### RECORDS PROVIDED

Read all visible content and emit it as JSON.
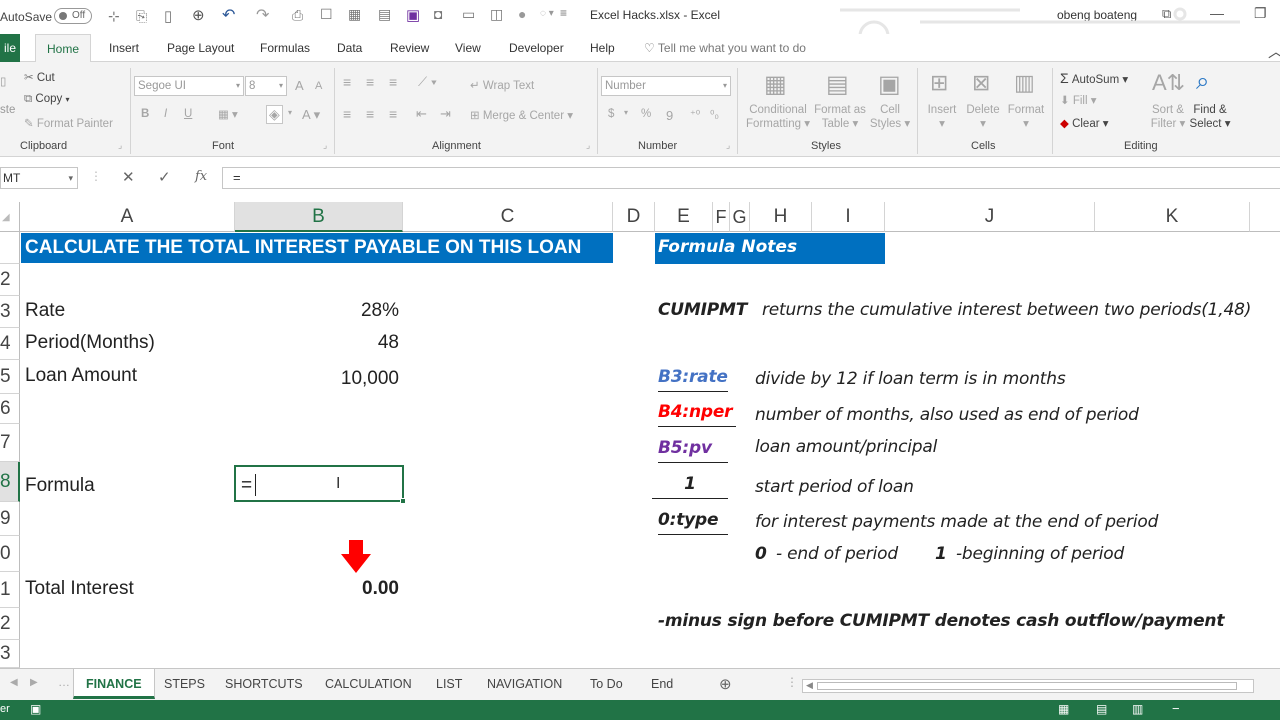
{
  "titlebar": {
    "autosave_label": "AutoSave",
    "autosave_state": "Off",
    "file_title": "Excel Hacks.xlsx  -  Excel",
    "user_name": "obeng boateng"
  },
  "tabs": {
    "file": "ile",
    "home": "Home",
    "insert": "Insert",
    "page_layout": "Page Layout",
    "formulas": "Formulas",
    "data": "Data",
    "review": "Review",
    "view": "View",
    "developer": "Developer",
    "help": "Help",
    "tell_me": "Tell me what you want to do"
  },
  "ribbon": {
    "clipboard": {
      "cut": "Cut",
      "copy": "Copy",
      "format_painter": "Format Painter",
      "paste_stub": "ste",
      "label": "Clipboard"
    },
    "font": {
      "name": "Segoe UI",
      "size": "8",
      "bold": "B",
      "italic": "I",
      "underline": "U",
      "label": "Font"
    },
    "alignment": {
      "wrap_text": "Wrap Text",
      "merge_center": "Merge & Center",
      "label": "Alignment"
    },
    "number": {
      "format": "Number",
      "currency": "$",
      "percent": "%",
      "comma": "9",
      "label": "Number"
    },
    "styles": {
      "conditional_1": "Conditional",
      "conditional_2": "Formatting",
      "table_1": "Format as",
      "table_2": "Table",
      "cell_1": "Cell",
      "cell_2": "Styles",
      "label": "Styles"
    },
    "cells": {
      "insert": "Insert",
      "delete": "Delete",
      "format": "Format",
      "label": "Cells"
    },
    "editing": {
      "autosum": "AutoSum",
      "fill": "Fill",
      "clear": "Clear",
      "sort_1": "Sort &",
      "sort_2": "Filter",
      "find_1": "Find &",
      "find_2": "Select",
      "label": "Editing"
    }
  },
  "formula_bar": {
    "name_box": "MT",
    "fx": "fx",
    "content": "="
  },
  "columns": [
    "A",
    "B",
    "C",
    "D",
    "E",
    "F",
    "G",
    "H",
    "I",
    "J",
    "K"
  ],
  "rows": [
    "2",
    "3",
    "4",
    "5",
    "6",
    "7",
    "8",
    "9",
    "0",
    "1",
    "2",
    "3"
  ],
  "sheet": {
    "header": "CALCULATE THE TOTAL INTEREST PAYABLE ON THIS LOAN",
    "rate_label": "Rate",
    "rate_value": "28%",
    "period_label": "Period(Months)",
    "period_value": "48",
    "loan_label": "Loan Amount",
    "loan_value": "10,000",
    "formula_label": "Formula",
    "formula_value": "=",
    "total_label": "Total Interest",
    "total_value": "0.00"
  },
  "notes": {
    "header": "Formula Notes",
    "cumipmt_name": "CUMIPMT",
    "cumipmt_desc": "returns the cumulative interest between two periods(1,48)",
    "b3": "B3:rate",
    "b3_desc": "divide by 12 if loan term is in months",
    "b4": "B4:nper",
    "b4_desc": "number of months, also used as end of period",
    "b5": "B5:pv",
    "b5_desc": "loan amount/principal",
    "one": "1",
    "one_desc": "start period of loan",
    "type": "0:type",
    "type_desc": "for interest payments made at the end of period",
    "zero_bold": "0",
    "zero_desc": "- end of period",
    "one_bold": "1",
    "one_beg": "-beginning of period",
    "minus_note": "-minus sign before CUMIPMT denotes cash outflow/payment"
  },
  "sheet_tabs": [
    "FINANCE",
    "STEPS",
    "SHORTCUTS",
    "CALCULATION",
    "LIST",
    "NAVIGATION",
    "To Do",
    "End"
  ],
  "status": {
    "mode": "er"
  },
  "colors": {
    "excel_green": "#217346",
    "header_blue": "#0070c0",
    "rate_blue": "#4472c4",
    "nper_red": "#ff0000",
    "pv_purple": "#7030a0"
  }
}
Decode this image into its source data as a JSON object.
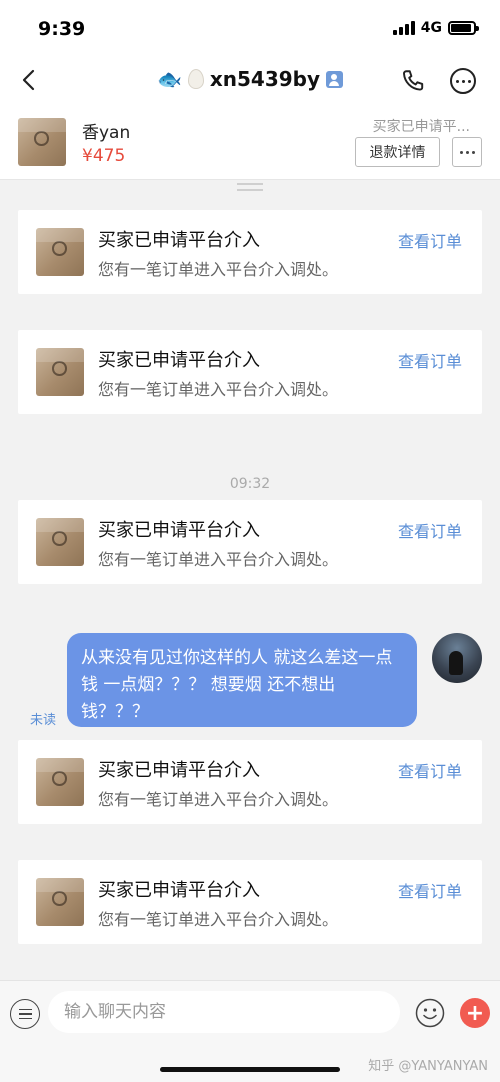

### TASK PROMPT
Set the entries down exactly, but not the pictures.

### TASK SOLUTION
Read all visible content and emit it as JSON.
{
  "titlebar": {
    "autosave_label": "AutoSave",
    "autosave_state": "Off",
    "file_title": "Excel Hacks.xlsx  -  Excel",
    "user_name": "obeng boateng"
  },
  "tabs": {
    "file": "ile",
    "home": "Home",
    "insert": "Insert",
    "page_layout": "Page Layout",
    "formulas": "Formulas",
    "data": "Data",
    "review": "Review",
    "view": "View",
    "developer": "Developer",
    "help": "Help",
    "tell_me": "Tell me what you want to do"
  },
  "ribbon": {
    "clipboard": {
      "cut": "Cut",
      "copy": "Copy",
      "format_painter": "Format Painter",
      "paste_stub": "ste",
      "label": "Clipboard"
    },
    "font": {
      "name": "Segoe UI",
      "size": "8",
      "bold": "B",
      "italic": "I",
      "underline": "U",
      "label": "Font"
    },
    "alignment": {
      "wrap_text": "Wrap Text",
      "merge_center": "Merge & Center",
      "label": "Alignment"
    },
    "number": {
      "format": "Number",
      "currency": "$",
      "percent": "%",
      "comma": "9",
      "label": "Number"
    },
    "styles": {
      "conditional_1": "Conditional",
      "conditional_2": "Formatting",
      "table_1": "Format as",
      "table_2": "Table",
      "cell_1": "Cell",
      "cell_2": "Styles",
      "label": "Styles"
    },
    "cells": {
      "insert": "Insert",
      "delete": "Delete",
      "format": "Format",
      "label": "Cells"
    },
    "editing": {
      "autosum": "AutoSum",
      "fill": "Fill",
      "clear": "Clear",
      "sort_1": "Sort &",
      "sort_2": "Filter",
      "find_1": "Find &",
      "find_2": "Select",
      "label": "Editing"
    }
  },
  "formula_bar": {
    "name_box": "MT",
    "fx": "fx",
    "content": "="
  },
  "columns": [
    "A",
    "B",
    "C",
    "D",
    "E",
    "F",
    "G",
    "H",
    "I",
    "J",
    "K"
  ],
  "rows": [
    "2",
    "3",
    "4",
    "5",
    "6",
    "7",
    "8",
    "9",
    "0",
    "1",
    "2",
    "3"
  ],
  "sheet": {
    "header": "CALCULATE THE TOTAL INTEREST PAYABLE ON THIS LOAN",
    "rate_label": "Rate",
    "rate_value": "28%",
    "period_label": "Period(Months)",
    "period_value": "48",
    "loan_label": "Loan Amount",
    "loan_value": "10,000",
    "formula_label": "Formula",
    "formula_value": "=",
    "total_label": "Total Interest",
    "total_value": "0.00"
  },
  "notes": {
    "header": "Formula Notes",
    "cumipmt_name": "CUMIPMT",
    "cumipmt_desc": "returns the cumulative interest between two periods(1,48)",
    "b3": "B3:rate",
    "b3_desc": "divide by 12 if loan term is in months",
    "b4": "B4:nper",
    "b4_desc": "number of months, also used as end of period",
    "b5": "B5:pv",
    "b5_desc": "loan amount/principal",
    "one": "1",
    "one_desc": "start period of loan",
    "type": "0:type",
    "type_desc": "for interest payments made at the end of period",
    "zero_bold": "0",
    "zero_desc": "- end of period",
    "one_bold": "1",
    "one_beg": "-beginning of period",
    "minus_note": "-minus sign before CUMIPMT denotes cash outflow/payment"
  },
  "sheet_tabs": [
    "FINANCE",
    "STEPS",
    "SHORTCUTS",
    "CALCULATION",
    "LIST",
    "NAVIGATION",
    "To Do",
    "End"
  ],
  "status": {
    "mode": "er"
  },
  "colors": {
    "excel_green": "#217346",
    "header_blue": "#0070c0",
    "rate_blue": "#4472c4",
    "nper_red": "#ff0000",
    "pv_purple": "#7030a0"
  }
}
Decode this image into its source data as a JSON object.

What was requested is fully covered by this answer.